The Big 12, where WVU resides, has an automatic berth in the New Year’s Six bowls — the Sugar, Rose, Orange, Fiesta, Cotton and Peach. The American, where Houston resides, fights with the rest of the Group of Five for one berth.
Yet Holgorsen has history and plenty of financial incentive at Houston.
The reported $4 million per year the 47-year-old Holgorsen will receive at Houston is the richest contract handed to a Group of Five football coach in history. According to the contract extension Holgorsen signed with WVU in 2016, he was due $3.6 million in 2018 and $3.7 million in 2019.
Houston likely had some help in that deal from Tilman Fertitta, a restaurateur who also owns the Golden Nugget Hotel and Casinos and the Houston Rockets.

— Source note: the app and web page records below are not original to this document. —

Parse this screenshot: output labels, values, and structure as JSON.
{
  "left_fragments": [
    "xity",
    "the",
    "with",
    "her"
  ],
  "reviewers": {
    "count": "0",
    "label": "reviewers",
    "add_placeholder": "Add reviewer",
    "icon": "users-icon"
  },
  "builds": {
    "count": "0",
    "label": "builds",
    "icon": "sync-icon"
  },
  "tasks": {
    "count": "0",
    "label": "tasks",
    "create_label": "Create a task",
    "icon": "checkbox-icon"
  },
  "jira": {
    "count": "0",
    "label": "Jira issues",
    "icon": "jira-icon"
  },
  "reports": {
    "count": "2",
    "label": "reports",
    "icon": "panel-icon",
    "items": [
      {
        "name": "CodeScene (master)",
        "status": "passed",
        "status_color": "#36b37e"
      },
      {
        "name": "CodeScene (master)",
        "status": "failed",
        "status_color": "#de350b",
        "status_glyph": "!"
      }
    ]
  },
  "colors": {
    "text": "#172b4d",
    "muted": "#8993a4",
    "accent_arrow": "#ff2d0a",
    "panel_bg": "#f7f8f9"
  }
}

Fertitta, worth $4.5 billion and ranked at No. 153 on the Forbes 400 list of wealthiest Americans, is a major UH booster. He tweeted his joy at Holgorsen’s hiring as well.
“It’s official.” Fertitta wrote, posting a picture of him and Holgorsen along with Pezman. “Please join (UH President Renu Khator), (Pezman) and I in welcoming (Holgorsen) as the @UHouston football coach. We are looking forward to having you expand on our already awesome program.”
The man who hired Holgorsen at WVU, former AD Oliver Luck, also applauded Houston’s move. Luck — now the commissioner of the XFL, professional wrestling impresario Vince McMahon’s new professional football league — has a history in Houston as well. He was a former Houston Oilers quarterback, former CEO of the Houston Sports Authority and former general manager of the Houston DynamoMajor League Soccer franchise.
“I think it puts (Houston) in a really strong position, not just within their conference, but in the bigger picture as well,” Luck said in a statement to Houston television station Fox 26. “I hired him because we had this opportunity to join the Big 12. That’s a league where you’ve got to score a lot of points to win and I thought he gave us a very good chance in that conference which was a new conference for the Mountaineers.
“That was really my rationale for hiring Dana,” he said, “and I think, in a way, that applies to U of H as well.”
Now the quest in Morgantown is to find Holgorsen’s replacement. Among the names mentioned nationally have been Troy coach Neal Brown and Cincinnati coach Luke Fickell. WVU players have taken to social media in recent days to stump for current Mountaineer defensive coordinator Tony Gibson, who has experience as an assistant atWVU, Michigan, Pittsburgh and Arizona, but no head coaching experience.